Around the big warm stove the boys gathered (for it was positively Siberian in the region of the windows), and while undressing played various pranks upon each other, which created much merriment. But the most laughter was provoked at the expense of Finn Hoyer, a boy of fourteen, whose bare back his brother insisted upon exhibiting to his guest; for it was decorated with a facsimile of the picture on the stove, showing roses and luscious peaches and grapes in red relief. Three years before, on Christmas Eve, the boys had stood about the red-hot stove, undressing for their bath, and Finn, who was naked, had, in the general scrimmage to get first into the bath-tub, been pushed against the glowing iron, the ornamentation of which had been beautifully burned upon his back. He had to be wrapped in oil and cotton after that adventure, and he recovered in due time, but never quite relished the distinction he had acquired by his pictorial skin.
It was long before Albert fell asleep; for the cold kept up a continual fusillade, as of musketry, during the entire night. The woodwork of the walls snapped and cracked with loud reports; and a little after midnight a servant came in and stuffed the stove full of birch-wood, until it roared like an angry lion. This roar finally lulled Albert to sleep, in spite of the startling noises about him.
The next morning the boys were aroused at seven o'clock by a servant, who brought a tray with the most fragrant coffee and hot rolls. It was in honor of the guest that, in accordance with Norse custom, this early meal was served; and all the boys, carrying pillows and blankets, gathered on Albert's and Ralph's bed and feasted right royally. So it seemed to them, at least; for any break in the ordinary routine, be it ever so slight, is an event to the young. Then they had a pillow-fight, thawed at the stove the water in the pitchers (for it was frozen hard), and arrayed themselves to descend and meet the family at the nine o'clock breakfast. When this repast was at an end, the question arose how they were to entertain their guest, and various plans were proposed. But to all Ralph's propositions his mother interposed the objection that it was too cold.
"Mother is right," said Mr. Hoyer; "it is so cold that 'the chips jump on the hill-side.' You'll have to be content with indoor sports to-day."
"But, father, it is not more than twenty degrees below zero," the boy demurred. "I am sure we can stand that, if we keep in motion. I have been out at thirty without losing either ears or nose."
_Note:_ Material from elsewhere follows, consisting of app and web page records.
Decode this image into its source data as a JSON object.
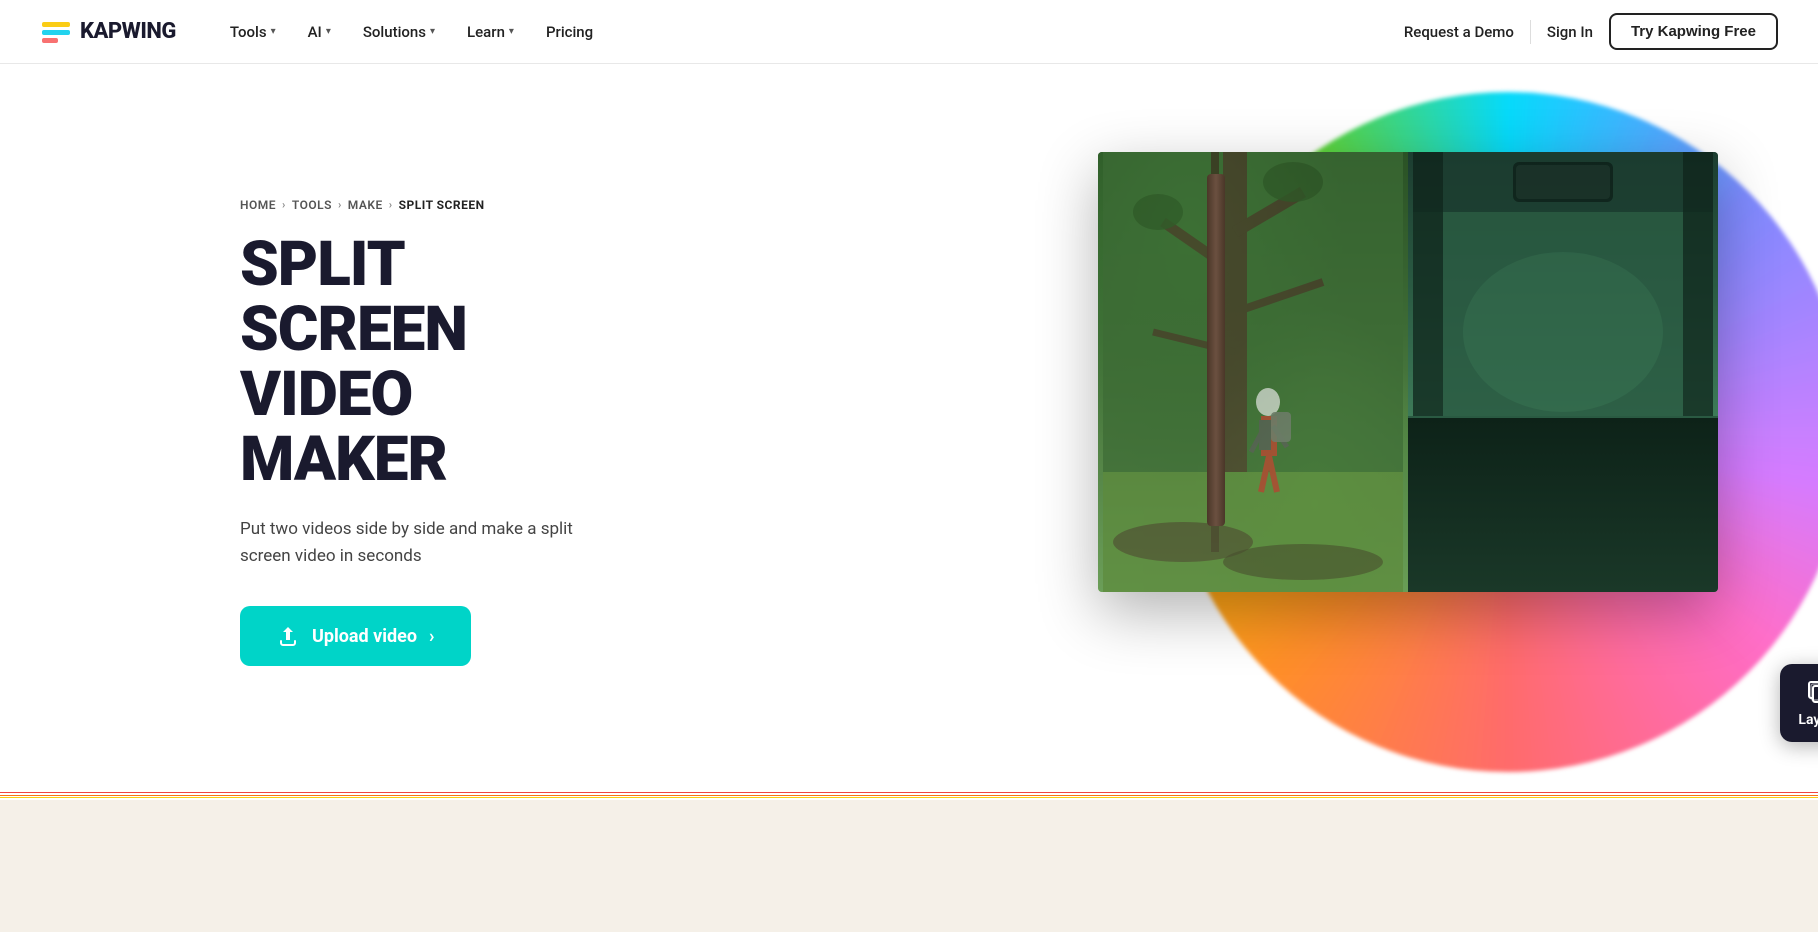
{
  "nav": {
    "logo_text": "KAPWING",
    "links": [
      {
        "label": "Tools",
        "has_dropdown": true
      },
      {
        "label": "AI",
        "has_dropdown": true
      },
      {
        "label": "Solutions",
        "has_dropdown": true
      },
      {
        "label": "Learn",
        "has_dropdown": true
      },
      {
        "label": "Pricing",
        "has_dropdown": false
      }
    ],
    "request_demo": "Request a Demo",
    "sign_in": "Sign In",
    "try_free": "Try Kapwing Free"
  },
  "breadcrumb": {
    "home": "HOME",
    "tools": "TOOLS",
    "make": "MAKE",
    "current": "SPLIT SCREEN"
  },
  "hero": {
    "title_line1": "SPLIT SCREEN",
    "title_line2": "VIDEO MAKER",
    "description": "Put two videos side by side and make a split screen video in seconds",
    "upload_btn": "Upload video"
  },
  "layers_badge": {
    "label": "Layers"
  },
  "colors": {
    "upload_btn_bg": "#00d4c8",
    "accent_red": "#ef4444",
    "accent_orange": "#f97316",
    "accent_yellow": "#facc15",
    "accent_green": "#22c55e"
  }
}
He went to the window to observe the thermometer; but the dim daylight scarcely penetrated the fantastic frost-crystals, which, like a splendid exotic flora, covered the panes. Only at the upper corner, where the ice had commenced to thaw, a few timid sunbeams were peeping in, making the lamp upon the table seem pale and sickly. Whenever the door to the hall was opened a white cloud of vapor rolled in; and every one made haste to shut the door, in order to save the precious heat. The boys, being doomed to remain indoors, walked about restlessly, felt each other's muscle, punched each other, and sometimes, for want of better employment, teased the little girls. Mr. Hoyer, seeing how miserable they were, finally took pity on them, and, after having thawed out a window-pane sufficiently to see the thermometer outside, gave his consent to a little expedition on skees down to the river.
And now, boys, you ought to have seen them! Now there was life in them! You would scarcely have dreamed that they were the same creatures who, a moment ago, looked so listless and miserable. What rollicking laughter and fun, while they bundled one another in scarfs, cardigan-jackets, fur-lined top-boots, and overcoats!
"You had better take your guns along, boys," said the father, as they stormed out through the front door; "you might strike a couple of ptarmigan, or a mountain-cock, over on the west side."